• Try it
Keep the images out while you retype all of the data exactly.

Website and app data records
BEGIN

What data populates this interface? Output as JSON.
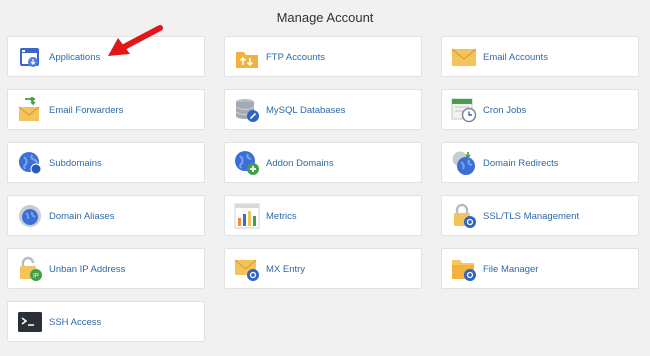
{
  "page": {
    "title": "Manage Account"
  },
  "tiles": [
    {
      "label": "Applications",
      "icon": "applications-icon"
    },
    {
      "label": "FTP Accounts",
      "icon": "ftp-icon"
    },
    {
      "label": "Email Accounts",
      "icon": "email-accounts-icon"
    },
    {
      "label": "Email Forwarders",
      "icon": "email-forwarders-icon"
    },
    {
      "label": "MySQL Databases",
      "icon": "mysql-databases-icon"
    },
    {
      "label": "Cron Jobs",
      "icon": "cron-jobs-icon"
    },
    {
      "label": "Subdomains",
      "icon": "subdomains-icon"
    },
    {
      "label": "Addon Domains",
      "icon": "addon-domains-icon"
    },
    {
      "label": "Domain Redirects",
      "icon": "domain-redirects-icon"
    },
    {
      "label": "Domain Aliases",
      "icon": "domain-aliases-icon"
    },
    {
      "label": "Metrics",
      "icon": "metrics-icon"
    },
    {
      "label": "SSL/TLS Management",
      "icon": "ssl-lock-icon"
    },
    {
      "label": "Unban IP Address",
      "icon": "unban-ip-icon"
    },
    {
      "label": "MX Entry",
      "icon": "mx-entry-icon"
    },
    {
      "label": "File Manager",
      "icon": "file-manager-icon"
    },
    {
      "label": "SSH Access",
      "icon": "ssh-terminal-icon"
    }
  ],
  "colors": {
    "label_link": "#2d6aa8",
    "annotation_arrow": "#e3161a",
    "globe_blue": "#3b6fd8",
    "envelope_yellow": "#f5c35c",
    "folder_yellow": "#f6c75b"
  }
}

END

• Response to the exercise
What data populates this interface? Output as JSON.
{
  "page": {
    "title": "Manage Account"
  },
  "tiles": [
    {
      "label": "Applications",
      "icon": "applications-icon"
    },
    {
      "label": "FTP Accounts",
      "icon": "ftp-icon"
    },
    {
      "label": "Email Accounts",
      "icon": "email-accounts-icon"
    },
    {
      "label": "Email Forwarders",
      "icon": "email-forwarders-icon"
    },
    {
      "label": "MySQL Databases",
      "icon": "mysql-databases-icon"
    },
    {
      "label": "Cron Jobs",
      "icon": "cron-jobs-icon"
    },
    {
      "label": "Subdomains",
      "icon": "subdomains-icon"
    },
    {
      "label": "Addon Domains",
      "icon": "addon-domains-icon"
    },
    {
      "label": "Domain Redirects",
      "icon": "domain-redirects-icon"
    },
    {
      "label": "Domain Aliases",
      "icon": "domain-aliases-icon"
    },
    {
      "label": "Metrics",
      "icon": "metrics-icon"
    },
    {
      "label": "SSL/TLS Management",
      "icon": "ssl-lock-icon"
    },
    {
      "label": "Unban IP Address",
      "icon": "unban-ip-icon"
    },
    {
      "label": "MX Entry",
      "icon": "mx-entry-icon"
    },
    {
      "label": "File Manager",
      "icon": "file-manager-icon"
    },
    {
      "label": "SSH Access",
      "icon": "ssh-terminal-icon"
    }
  ],
  "colors": {
    "label_link": "#2d6aa8",
    "annotation_arrow": "#e3161a",
    "globe_blue": "#3b6fd8",
    "envelope_yellow": "#f5c35c",
    "folder_yellow": "#f6c75b"
  }
}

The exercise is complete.